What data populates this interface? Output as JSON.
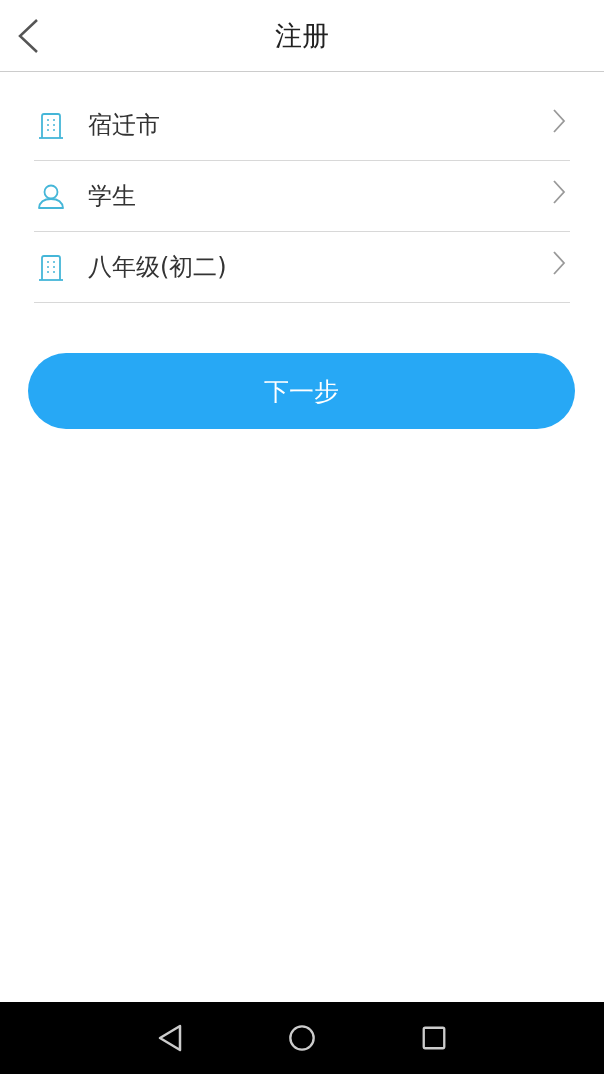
{
  "header": {
    "title": "注册"
  },
  "options": [
    {
      "kind": "building",
      "label": "宿迁市"
    },
    {
      "kind": "person",
      "label": "学生"
    },
    {
      "kind": "building",
      "label": "八年级(初二)"
    }
  ],
  "next_button": {
    "label": "下一步"
  }
}
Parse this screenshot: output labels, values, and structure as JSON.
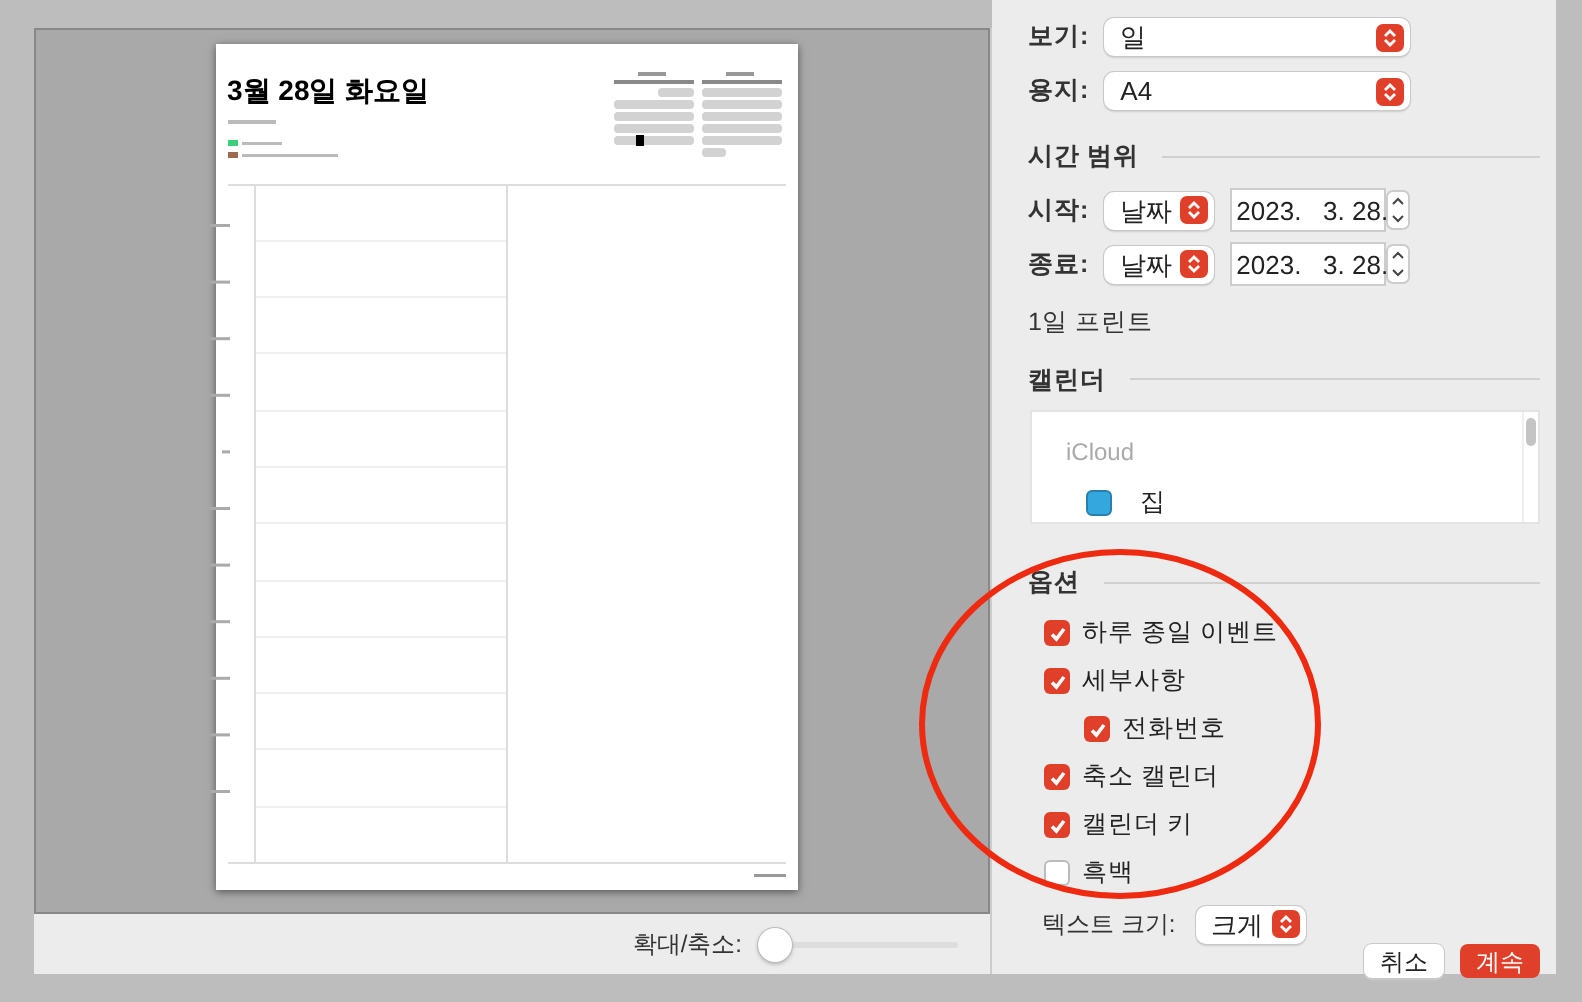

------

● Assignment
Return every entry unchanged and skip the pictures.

● Response to the task
What data populates this interface? Output as JSON.
{
  "header": {
    "title": "注册"
  },
  "options": [
    {
      "kind": "building",
      "label": "宿迁市"
    },
    {
      "kind": "person",
      "label": "学生"
    },
    {
      "kind": "building",
      "label": "八年级(初二)"
    }
  ],
  "next_button": {
    "label": "下一步"
  }
}
Parse this screenshot: output labels, values, and structure as JSON.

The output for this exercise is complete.